I served this with Dilly Beans, Jalapenos en Escabeche (both of which are almost completely gone now) and roasted sweet potato wedges; it was a great dinner.  Anyone interested in a recipe for the wedges?  They were pretty darn good, too.

Apple-Bacon-Cheddar Burgers. Apple and cheddar cheese really pump up the flavor of these burgers, while bacon helps keep them moist and juicy.

Click the image to enlarge
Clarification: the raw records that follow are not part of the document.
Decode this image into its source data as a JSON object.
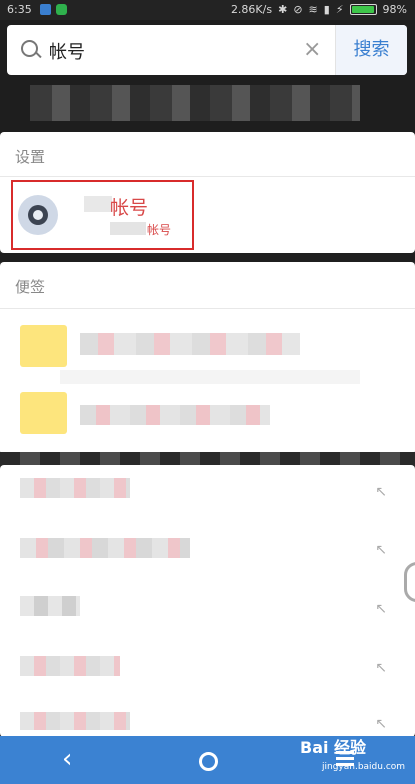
{
  "status_bar": {
    "time": "6:35",
    "network_speed": "2.86K/s",
    "battery_percent": "98%"
  },
  "search": {
    "query": "帐号",
    "button_label": "搜索"
  },
  "settings_section": {
    "title": "设置",
    "result_title": "帐号",
    "result_subtitle": "帐号"
  },
  "notes_section": {
    "title": "便签"
  },
  "navbar": {
    "watermark_brand": "Bai 经验",
    "watermark_url": "jingyan.baidu.com"
  },
  "colors": {
    "accent_blue": "#3b82d2",
    "highlight_red": "#d82b2b",
    "note_yellow": "#fde57d"
  }
}
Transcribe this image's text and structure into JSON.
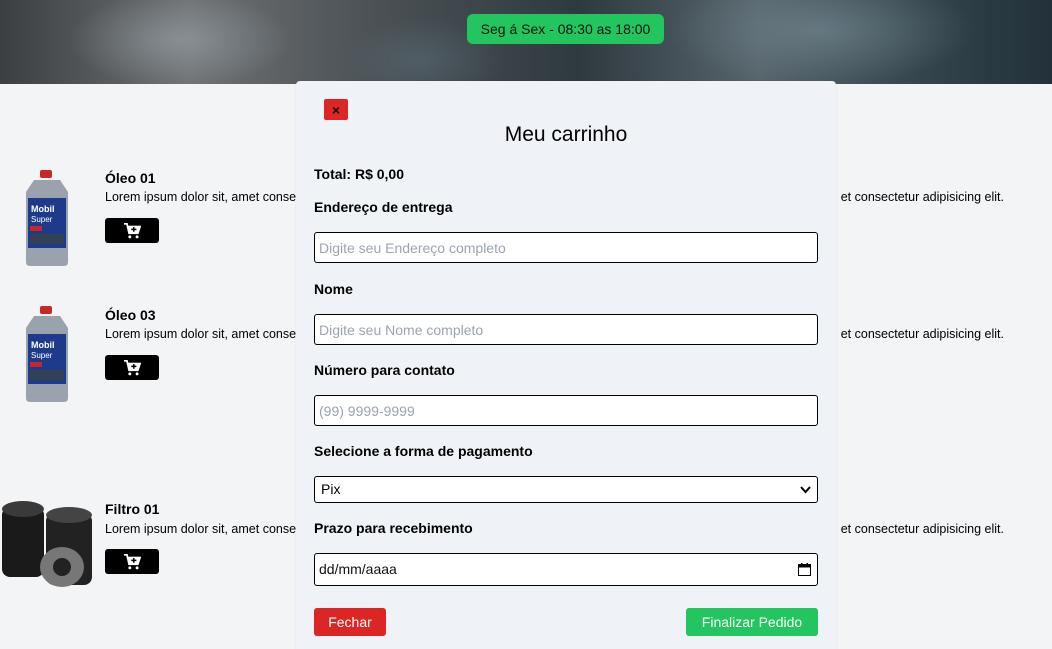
{
  "header": {
    "hours": "Seg á Sex - 08:30 as 18:00"
  },
  "products": [
    {
      "name": "Óleo 01",
      "description": "Lorem ipsum dolor sit, amet consectetur adipisicing elit.",
      "visible_desc_start": "Lorem ipsum dolor sit, amet conse",
      "visible_desc_end": "et consectetur adipisicing elit.",
      "image": "motor-oil-bottle",
      "cart_icon": "cart-plus-icon"
    },
    {
      "name": "Óleo 03",
      "description": "Lorem ipsum dolor sit, amet consectetur adipisicing elit.",
      "visible_desc_start": "Lorem ipsum dolor sit, amet conse",
      "visible_desc_end": "et consectetur adipisicing elit.",
      "image": "motor-oil-bottle",
      "cart_icon": "cart-plus-icon"
    },
    {
      "name": "Filtro 01",
      "description": "Lorem ipsum dolor sit, amet consectetur adipisicing elit.",
      "visible_desc_start": "Lorem ipsum dolor sit, amet conse",
      "visible_desc_end": "et consectetur adipisicing elit.",
      "image": "oil-filter",
      "cart_icon": "cart-plus-icon"
    }
  ],
  "cart_modal": {
    "close_icon": "×",
    "title": "Meu carrinho",
    "total": "Total: R$ 0,00",
    "address_label": "Endereço de entrega",
    "address_placeholder": "Digite seu Endereço completo",
    "name_label": "Nome",
    "name_placeholder": "Digite seu Nome completo",
    "phone_label": "Número para contato",
    "phone_placeholder": "(99) 9999-9999",
    "payment_label": "Selecione a forma de pagamento",
    "payment_selected": "Pix",
    "deadline_label": "Prazo para recebimento",
    "deadline_value": "dd/mm/aaaa",
    "close_button": "Fechar",
    "finish_button": "Finalizar Pedido"
  },
  "colors": {
    "accent_green": "#22c55e",
    "danger_red": "#dc2626",
    "cart_button": "#000000"
  }
}
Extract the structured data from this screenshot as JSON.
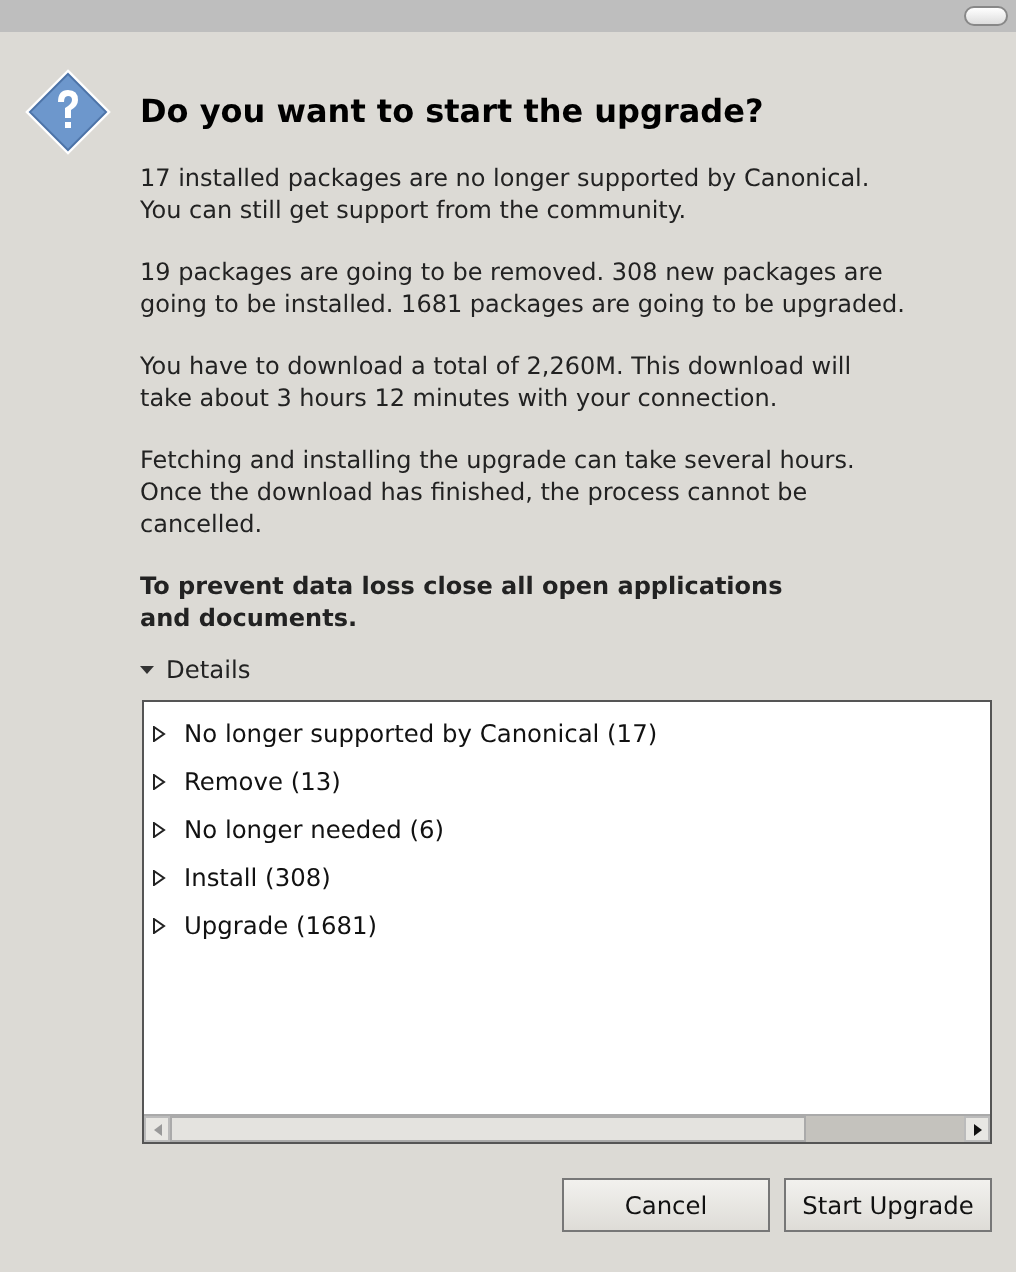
{
  "title": "Do you want to start the upgrade?",
  "paragraphs": [
    {
      "text": "17 installed packages are no longer supported by Canonical. You can still get support from the community.",
      "bold": false
    },
    {
      "text": "19 packages are going to be removed. 308 new packages are going to be installed. 1681 packages are going to be upgraded.",
      "bold": false
    },
    {
      "text": "You have to download a total of 2,260M. This download will take about 3 hours 12 minutes with your connection.",
      "bold": false
    },
    {
      "text": "Fetching and installing the upgrade can take several hours. Once the download has finished, the process cannot be cancelled.",
      "bold": false
    },
    {
      "text": "To prevent data loss close all open applications and documents.",
      "bold": true
    }
  ],
  "details": {
    "label": "Details",
    "expanded": true
  },
  "tree": [
    {
      "label": "No longer supported by Canonical (17)",
      "expanded": false
    },
    {
      "label": "Remove (13)",
      "expanded": false
    },
    {
      "label": "No longer needed (6)",
      "expanded": false
    },
    {
      "label": "Install (308)",
      "expanded": false
    },
    {
      "label": "Upgrade (1681)",
      "expanded": false
    }
  ],
  "buttons": [
    "Cancel",
    "Start Upgrade"
  ]
}
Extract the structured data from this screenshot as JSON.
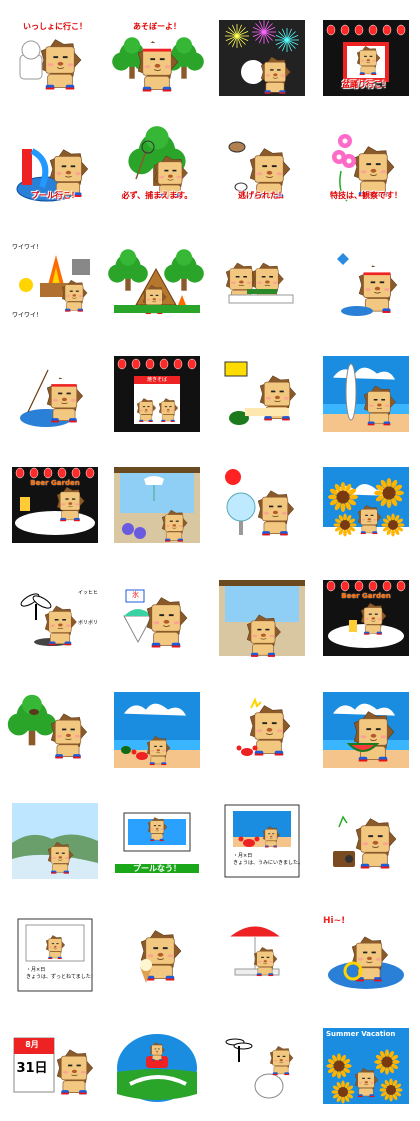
{
  "stickers": [
    {
      "text": "いっしょに行こ！"
    },
    {
      "text": "あそぼーよ！"
    },
    {
      "text": ""
    },
    {
      "text": "盆踊り行こ！"
    },
    {
      "text": "プール行こ！"
    },
    {
      "text": "必ず、捕まえます。"
    },
    {
      "text": "逃げられた！"
    },
    {
      "text": "特技は、観察です！"
    },
    {
      "text": "ワイワイ！",
      "text2": "ワイワイ！"
    },
    {
      "text": ""
    },
    {
      "text": ""
    },
    {
      "text": ""
    },
    {
      "text": ""
    },
    {
      "text": "焼きそば"
    },
    {
      "text": ""
    },
    {
      "text": ""
    },
    {
      "text": "Beer Garden"
    },
    {
      "text": ""
    },
    {
      "text": ""
    },
    {
      "text": ""
    },
    {
      "text": "ボリボリ",
      "text2": "イッヒヒ"
    },
    {
      "text": "氷"
    },
    {
      "text": ""
    },
    {
      "text": "Beer Garden"
    },
    {
      "text": ""
    },
    {
      "text": ""
    },
    {
      "text": ""
    },
    {
      "text": ""
    },
    {
      "text": ""
    },
    {
      "text": "プールなう！"
    },
    {
      "text": "・月×日",
      "text2": "きょうは、うみにいきました。"
    },
    {
      "text": ""
    },
    {
      "text": "・月×日",
      "text2": "きょうは、ずっとねてました！"
    },
    {
      "text": ""
    },
    {
      "text": ""
    },
    {
      "text": "Hi~!"
    },
    {
      "text": "8月",
      "text2": "31日"
    },
    {
      "text": ""
    },
    {
      "text": ""
    },
    {
      "text": "Summer Vacation"
    }
  ]
}
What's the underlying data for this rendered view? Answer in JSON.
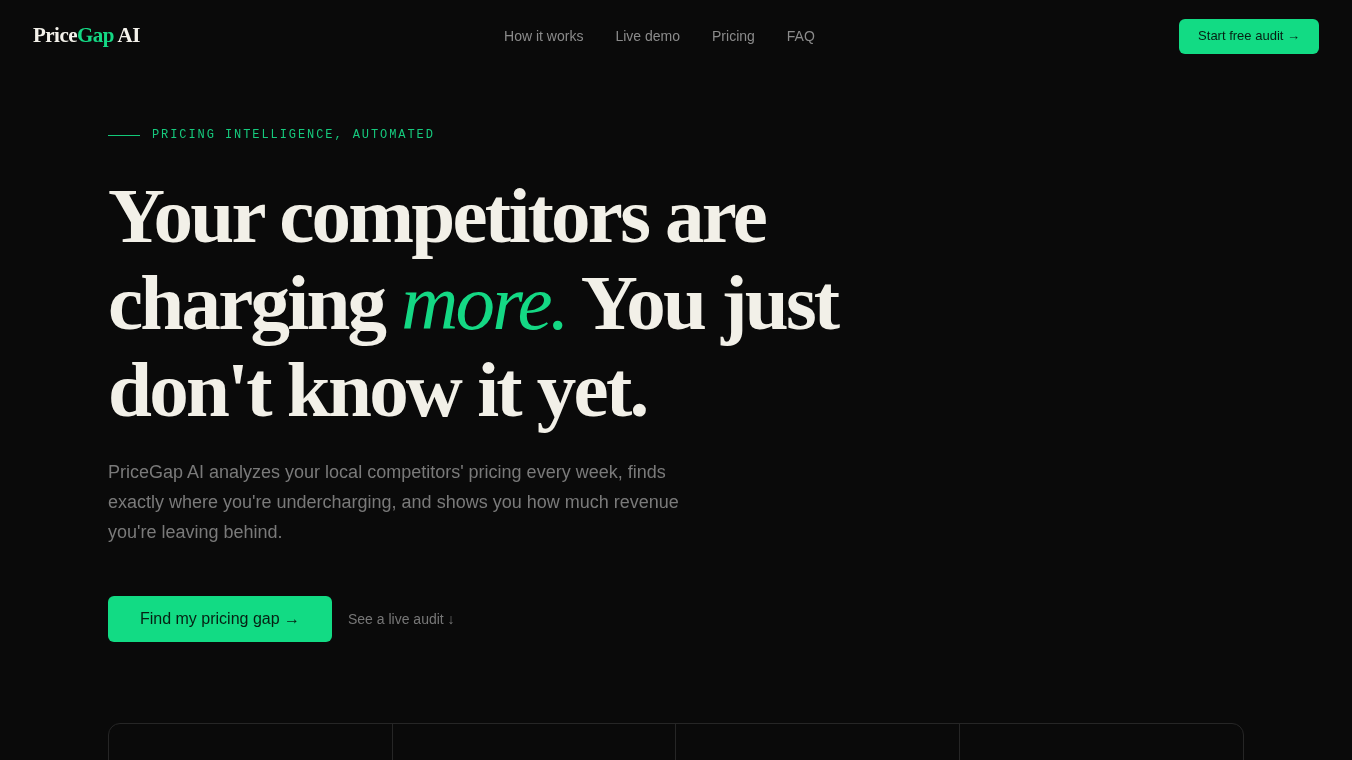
{
  "header": {
    "logo": {
      "parts": [
        {
          "text": "Price",
          "accent": false
        },
        {
          "text": "Gap",
          "accent": true
        },
        {
          "text": " AI",
          "accent": false
        }
      ]
    },
    "nav": [
      {
        "label": "How it works"
      },
      {
        "label": "Live demo"
      },
      {
        "label": "Pricing"
      },
      {
        "label": "FAQ"
      }
    ],
    "cta": "Start free audit →"
  },
  "hero": {
    "eyebrow": "PRICING INTELLIGENCE, AUTOMATED",
    "headline": "Your competitors are charging *more.* You just don't know it yet.",
    "description": "PriceGap AI analyzes your local competitors' pricing every week, finds exactly where you're undercharging, and shows you how much revenue you're leaving behind.",
    "primary_button": "Find my pricing gap →",
    "secondary_link": "See a live audit ↓"
  }
}
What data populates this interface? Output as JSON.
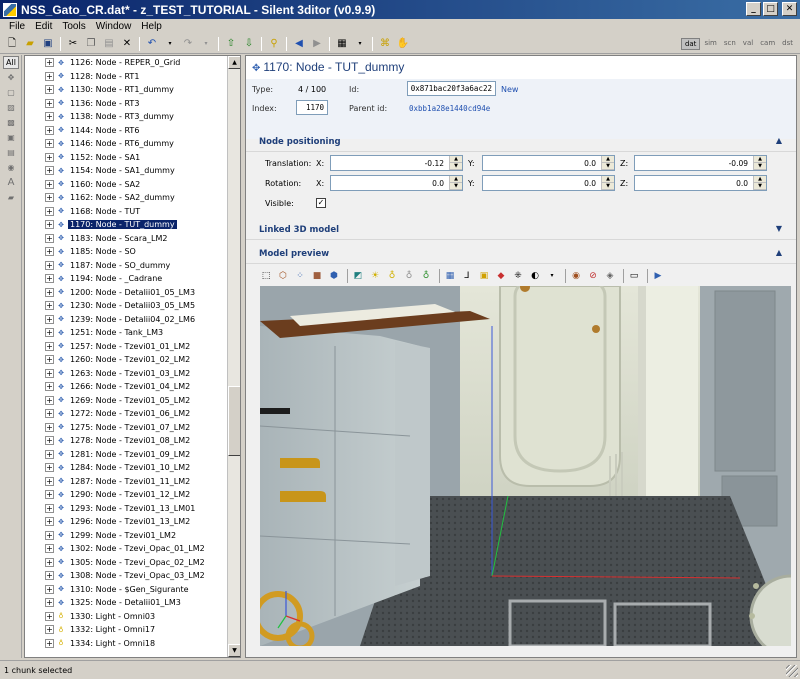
{
  "window": {
    "title": "NSS_Gato_CR.dat* - z_TEST_TUTORIAL - Silent 3ditor (v0.9.9)",
    "minimize": "_",
    "maximize": "□",
    "close": "✕"
  },
  "menu": [
    "File",
    "Edit",
    "Tools",
    "Window",
    "Help"
  ],
  "mode_tabs": [
    "dat",
    "sim",
    "scn",
    "val",
    "cam",
    "dst"
  ],
  "strip": {
    "all_label": "All"
  },
  "tree": {
    "nodes": [
      "1126: Node - REPER_0_Grid",
      "1128: Node - RT1",
      "1130: Node - RT1_dummy",
      "1136: Node - RT3",
      "1138: Node - RT3_dummy",
      "1144: Node - RT6",
      "1146: Node - RT6_dummy",
      "1152: Node - SA1",
      "1154: Node - SA1_dummy",
      "1160: Node - SA2",
      "1162: Node - SA2_dummy",
      "1168: Node - TUT",
      "1170: Node - TUT_dummy",
      "1183: Node - Scara_LM2",
      "1185: Node - SO",
      "1187: Node - SO_dummy",
      "1194: Node - _Cadrane",
      "1200: Node - Detalii01_05_LM3",
      "1230: Node - Detalii03_05_LM5",
      "1239: Node - Detalii04_02_LM6",
      "1251: Node - Tank_LM3",
      "1257: Node - Tzevi01_01_LM2",
      "1260: Node - Tzevi01_02_LM2",
      "1263: Node - Tzevi01_03_LM2",
      "1266: Node - Tzevi01_04_LM2",
      "1269: Node - Tzevi01_05_LM2",
      "1272: Node - Tzevi01_06_LM2",
      "1275: Node - Tzevi01_07_LM2",
      "1278: Node - Tzevi01_08_LM2",
      "1281: Node - Tzevi01_09_LM2",
      "1284: Node - Tzevi01_10_LM2",
      "1287: Node - Tzevi01_11_LM2",
      "1290: Node - Tzevi01_12_LM2",
      "1293: Node - Tzevi01_13_LM01",
      "1296: Node - Tzevi01_13_LM2",
      "1299: Node - Tzevi01_LM2",
      "1302: Node - Tzevi_Opac_01_LM2",
      "1305: Node - Tzevi_Opac_02_LM2",
      "1308: Node - Tzevi_Opac_03_LM2",
      "1310: Node - $Gen_Sigurante",
      "1325: Node - Detalii01_LM3",
      "1330: Light - Omni03",
      "1332: Light - Omni17",
      "1334: Light - Omni18"
    ],
    "selected_index": 12
  },
  "node": {
    "title": "1170: Node - TUT_dummy",
    "type_label": "Type:",
    "type_value": "4 / 100",
    "index_label": "Index:",
    "index_value": "1170",
    "id_label": "Id:",
    "id_value": "0x871bac20f3a6ac22",
    "new_link": "New",
    "parent_label": "Parent id:",
    "parent_value": "0xbb1a28e1440cd94e"
  },
  "positioning": {
    "section_title": "Node positioning",
    "translation_label": "Translation:",
    "rotation_label": "Rotation:",
    "visible_label": "Visible:",
    "visible_checked": "✓",
    "axis_x": "X:",
    "axis_y": "Y:",
    "axis_z": "Z:",
    "translation": {
      "x": "-0.12",
      "y": "0.0",
      "z": "-0.09"
    },
    "rotation": {
      "x": "0.0",
      "y": "0.0",
      "z": "0.0"
    }
  },
  "linked_model": {
    "section_title": "Linked 3D model"
  },
  "preview": {
    "section_title": "Model preview"
  },
  "status": {
    "text": "1 chunk selected"
  },
  "colors": {
    "title_bar": "#0a246a",
    "selection": "#0a246a",
    "section_title": "#1f3f7a",
    "link": "#2050b0"
  }
}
Apple-Bacon-Cheddar Burgers
Serves: 8
Ingredients
  • 2 pounds ground pork
  • 4 ounces bacon, finely chopped
  • 1 large apple, peeled and grated
  • 1 cup shredded cheddar cheese
  • 1 1/2 teaspoons kosher or sea salt
  • 3/4 teaspoon freshly ground black pepper
Instructions
  1. Gently combine all of the ingredients in a large mixing bowl. Form 8 patties from the mixture.
  2. Heat a griddle or large frying pan over medium-low heat; cook the burgers until the internal temperature reaches 145 F.
  3. Place the burgers on a large plate or platter; cover with aluminum foil and place in a warm oven. Allow them to rest for 10 minutes before serving.
  4. Nutrition (per serving): 434 calories, 35.1g total fat, 106.1mg cholesterol, 621.8mg sodium, 395.7mg potassium, 3.9g carbohydrates, <1g fiber, 2.8g sugar, 24.4g protein